Plaintiff further submits: "The two machines of the defendant, viz.; one shown in Plaintiff's Exhibits 2 and 5, and the other in Plaintiff's Exhibit 3, employ brushes of hog bristles, which contact the opposite sides of the paper, and are rotated in the direction in which the paper is moved through the machine. In these two facts the defendant's devices follow the teachings of Van Wormer, and not that of the prior art. It is submitted therefore that there are substantial questions of infringement *815 of plaintiff's claims by these two machines, and that the question of validity and infringement should not be decided upon a motion for summary judgment."

In support of his contentions counsel for plaintiff cites the following two cases: Refractolite Corporation v. Prismo Holding Corporation et al., D.C., 25 F. Supp. 965, 40 U.S.P.Q., page 35; Charles Blum Advertising Corporation v. L. & C. Mayers Company, Inc., D.C., 25 F. Supp. 934, 40 U.S.P.Q., page 64.

In the Refractolite case Judge Coxe says: "The issues involve the validity and alleged infringement of two unadjudicated patents, and such questions can only be adequately determined after a trial."

In the Blum Advertising case Judge Dickinson finds and states as follows 25 F.Supp. at page 935, 40 U.S.P.Q. at page 65: "The present motion cannot be allowed for the reason that infringement is a fact to be found under all the evidence which may be introduced at the trial. We cannot make that fact finding now. * * * We do not think Clause (d) of Rule 56 [28 U. S.C.A. following section 723c] sanctions any such piecemeal judgments."

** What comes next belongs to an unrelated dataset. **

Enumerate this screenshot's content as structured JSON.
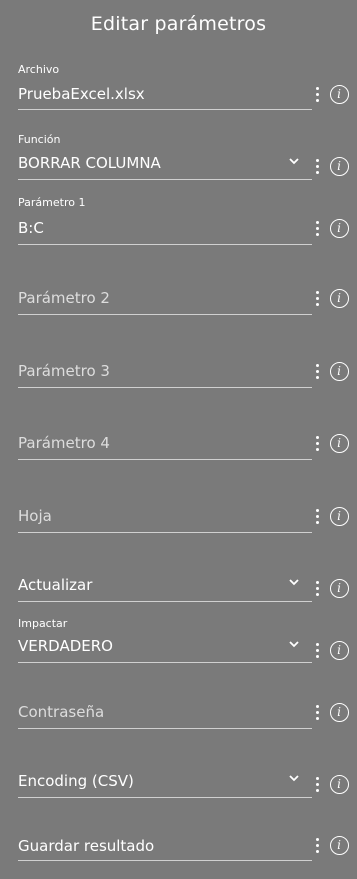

Upon a consideration of the motion and the documents therein referred to, together with arguments of counsel and the applicable law, the court is of the opinion that the motion for summary judgment in the instant case is not well taken, and that it should be, and it is, denied. An order may be drawn accordingly.